I spent a good part of the last three weeks helping a young friend look for an apartment, and the experience was revealing. Among other things, it made me realize that so much has changed in the city where I grew up and have lived most of my life that I scarcely know it. The experience also showed the crucial role of computers even in such fundamental activities as finding shelter. And it revealed, finally, the pressure that the current economy has put on the stock of available rental property.

My friend is in her early twenties, attractive and intelligent, a visual artist by training. She has been renting an apartment on the twenty-third floor of a building overlooking Lake Michigan with a spectacular view of Chicago’s downtown skyscrapers. Views, though, even magnificent ones, will take a person just so far. She has felt isolated in this apartment, and longed to live in a livelier neighborhood among her contemporaries. 

Her demands were straightforward enough: She was looking for a one- or two-bedroom apartment, with hardwood floors, a secure parking space, a safe neighborhood, and decent light. Central air-conditioning and an in-unit washer and dryer would be nice, but not absolutely essential. She had between $1,200 and $1,500 a month to spend on rent, and five weeks in which to find a place. 

Her first choice of neighborhood was one located in the north central part of the city called Wicker Park/Bucktown. I knew Wicker Park but had not been there for many years. My father’s place of business, a one-floor factory manufacturing costume jewelry, was located in Wicker Park when I worked for him as a boy. The neighborhood then was drab and ethnically dominated by Poles. The novelist Nelson Algren, who was -militantly unfashionable, lived there. 

Were Algren alive he would be as repulsed by his old neighborhood as I was amazed by it. Wicker Park today is filled with galleries, vegan and other restaurants, yoga centers, bike and clothing shops, and no one walking its streets seems to be above 30. Much of the housing on its side streets has been handsomely rehabbed. A not uncommon sight as one drives through the neighborhood is that of a young mother in spandex jogging behind a stroller containing her infant child or a man out walking his two pugs. At my age, I felt in this neighborhood like a visitor from another country, if not another planet. 
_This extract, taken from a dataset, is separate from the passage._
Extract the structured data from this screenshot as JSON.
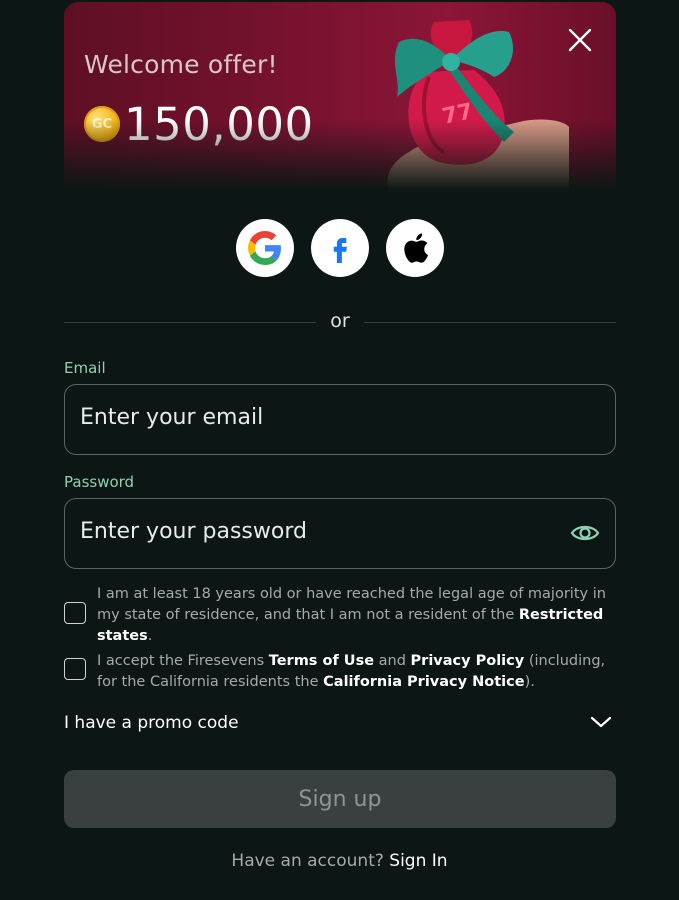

One of the first things my friend and I learned is that there is not a great stock of rental property available. This is owing to the fact that relatively successful people in their late twenties and early thirties are not moving out of their rented apartments to buy condominiums and houses, as they normally would, because they feel that the drop in real-estate prices has not yet bottomed out. My friend, whose own career is just beginning, had no wish to buy an apartment, for she wanted the freedom of movement that renting allows. The problem was there was not that much to choose from. 

As once one went to the classified section of one’s newspaper to look for an apartment, today one goes to craigslist or other real-estate websites. Along with descriptions of the apartments up for rent, there one often finds wildly deceptive photographs, which make rooms look larger, things generally brighter and newer. Telephone calls help to clear some of this up. The second bedroom of an oddly inexpensive two-bedroom apartment I inquired about was 7′ x 10′—in other words, the late Wilt Chamberlain could not have lain down in it. 

We saw six or seven apartments. Some were preposterously narrow, some had wretched and not easily altered paint jobs, a few had spooky landlords: One of these that we encountered was a powerlifter with a German accent who wore his black cap backwards and patent-leather slippers. We found a few excellent apartments, but in shaky neighborhoods. An elegant apartment in Logan Square, a neighborhood to the west of Wicker Park/Bucktown, met my friend’s every criterion and had a lovely view off its fourth-floor balcony. But it was located in a neighborhood in which walking around seemed risky. (The reigning fear in Chicago at present is of youth gangs, black and Mexican gangs chiefly. “The nice thing about Jews,” a witty acquaintance of mine remarked, “is that they don’t form gangs until they get out of law school.”) The rental agent’s emphasis on the excellent security in the building only made things seem more frightening.

On her own, my friend found an apartment on the edge of Bucktown, one meeting her desiderata and within her price range. Out of her front-room windows her view is of one-story factories; from her ample patio and back porch, the leafy tranquility of a neighborhood on the rise prevails. As she showed me around the place, I thought it was nice to be rich but even better to be young.